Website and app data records
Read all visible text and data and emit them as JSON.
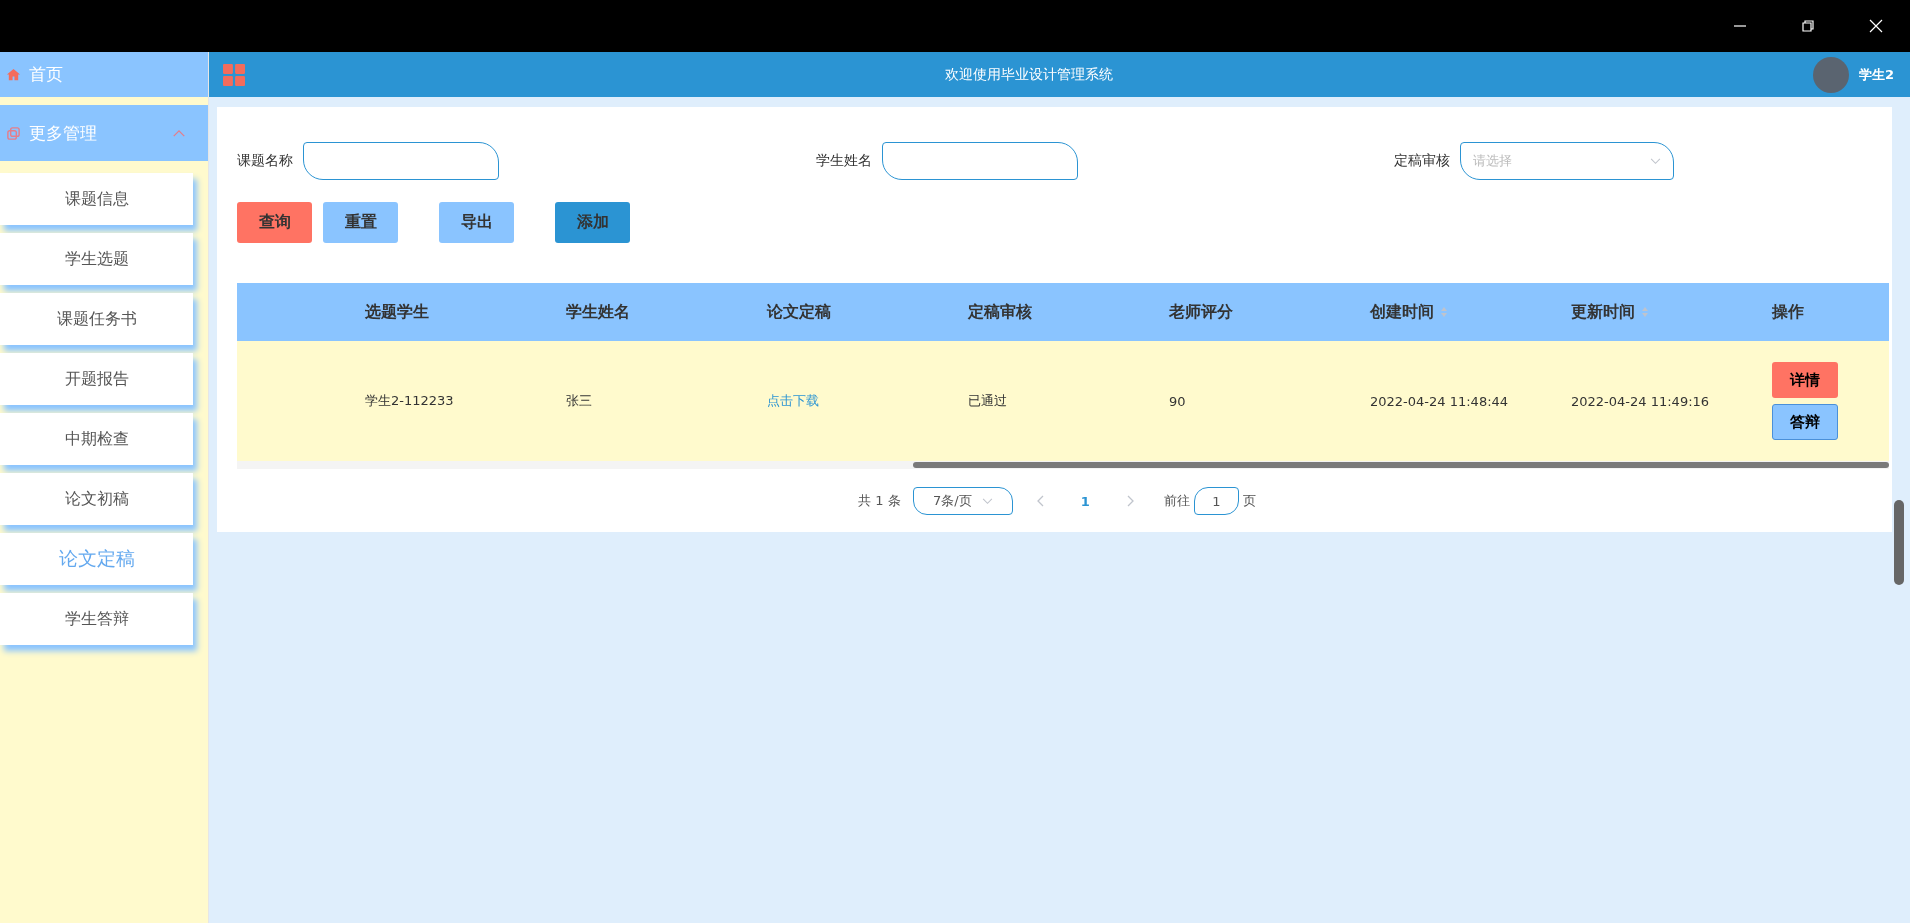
{
  "header": {
    "title": "欢迎使用毕业设计管理系统",
    "user": "学生2"
  },
  "sidebar": {
    "home": "首页",
    "group": {
      "label": "更多管理",
      "expanded": true
    },
    "items": [
      {
        "label": "课题信息",
        "selected": false
      },
      {
        "label": "学生选题",
        "selected": false
      },
      {
        "label": "课题任务书",
        "selected": false
      },
      {
        "label": "开题报告",
        "selected": false
      },
      {
        "label": "中期检查",
        "selected": false
      },
      {
        "label": "论文初稿",
        "selected": false
      },
      {
        "label": "论文定稿",
        "selected": true
      },
      {
        "label": "学生答辩",
        "selected": false
      }
    ]
  },
  "search": {
    "fields": [
      {
        "label": "课题名称",
        "kind": "input"
      },
      {
        "label": "学生姓名",
        "kind": "input"
      },
      {
        "label": "定稿审核",
        "kind": "select",
        "placeholder": "请选择"
      }
    ],
    "buttons": [
      {
        "label": "查询",
        "kind": "danger"
      },
      {
        "label": "重置",
        "kind": "light"
      },
      {
        "label": "导出",
        "kind": "light"
      },
      {
        "label": "添加",
        "kind": "primary"
      }
    ]
  },
  "table": {
    "columns": [
      {
        "label": "选题学生",
        "sortable": false
      },
      {
        "label": "学生姓名",
        "sortable": false
      },
      {
        "label": "论文定稿",
        "sortable": false
      },
      {
        "label": "定稿审核",
        "sortable": false
      },
      {
        "label": "老师评分",
        "sortable": false
      },
      {
        "label": "创建时间",
        "sortable": true
      },
      {
        "label": "更新时间",
        "sortable": true
      },
      {
        "label": "操作",
        "sortable": false
      }
    ],
    "rows": [
      {
        "cells": [
          "学生2-112233",
          "张三",
          "点击下载",
          "已通过",
          "90",
          "2022-04-24 11:48:44",
          "2022-04-24 11:49:16"
        ],
        "actions": [
          {
            "label": "详情",
            "kind": "danger"
          },
          {
            "label": "答辩",
            "kind": "light"
          }
        ]
      }
    ]
  },
  "pagination": {
    "total": "共 1 条",
    "page_size": "7条/页",
    "pages": [
      {
        "label": "1",
        "selected": true
      }
    ],
    "goto_label": "前往",
    "goto_value": "1",
    "goto_suffix": "页"
  }
}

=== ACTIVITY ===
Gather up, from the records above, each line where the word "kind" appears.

=== RESPONSE AREA ===
        "kind": "input"
        "kind": "input"
        "kind": "select",
        "kind": "danger"
        "kind": "light"
        "kind": "light"
        "kind": "primary"
            "kind": "danger"
            "kind": "light"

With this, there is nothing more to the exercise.